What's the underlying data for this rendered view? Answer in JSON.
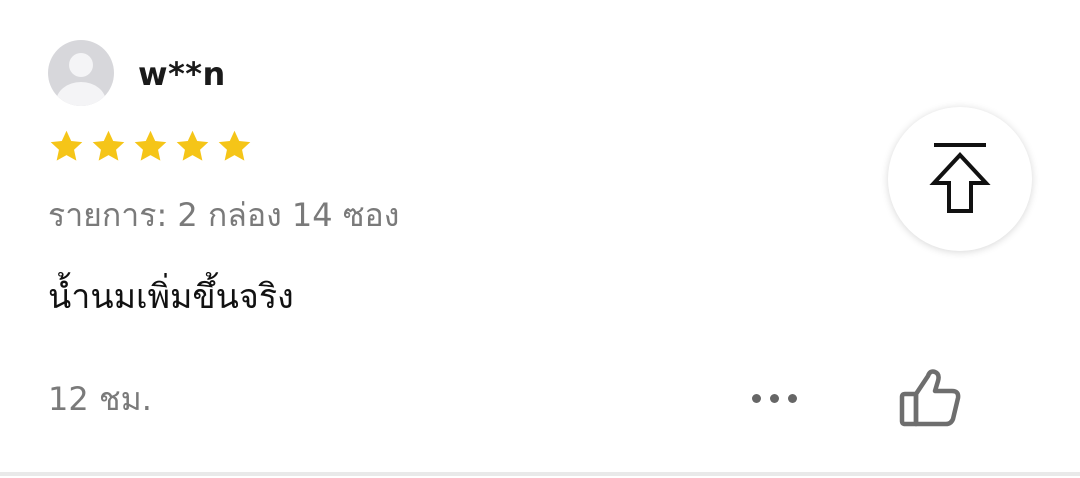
{
  "review": {
    "username": "w**n",
    "rating": 5,
    "rating_max": 5,
    "item_info": "รายการ: 2 กล่อง 14 ซอง",
    "text": "น้ำนมเพิ่มขึ้นจริง",
    "time": "12 ชม."
  },
  "icons": {
    "avatar": "default-avatar-icon",
    "star": "star-icon",
    "more": "more-options-icon",
    "like": "thumbs-up-icon",
    "back_to_top": "back-to-top-icon"
  },
  "colors": {
    "star": "#f5c518",
    "secondary_text": "#7a7a7a",
    "primary_text": "#111111"
  }
}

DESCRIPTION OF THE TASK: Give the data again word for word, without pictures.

FINISHED EXERCISE:
What's the underlying data for this rendered view? Answer in JSON.
{
  "review": {
    "username": "w**n",
    "rating": 5,
    "rating_max": 5,
    "item_info": "รายการ: 2 กล่อง 14 ซอง",
    "text": "น้ำนมเพิ่มขึ้นจริง",
    "time": "12 ชม."
  },
  "icons": {
    "avatar": "default-avatar-icon",
    "star": "star-icon",
    "more": "more-options-icon",
    "like": "thumbs-up-icon",
    "back_to_top": "back-to-top-icon"
  },
  "colors": {
    "star": "#f5c518",
    "secondary_text": "#7a7a7a",
    "primary_text": "#111111"
  }
}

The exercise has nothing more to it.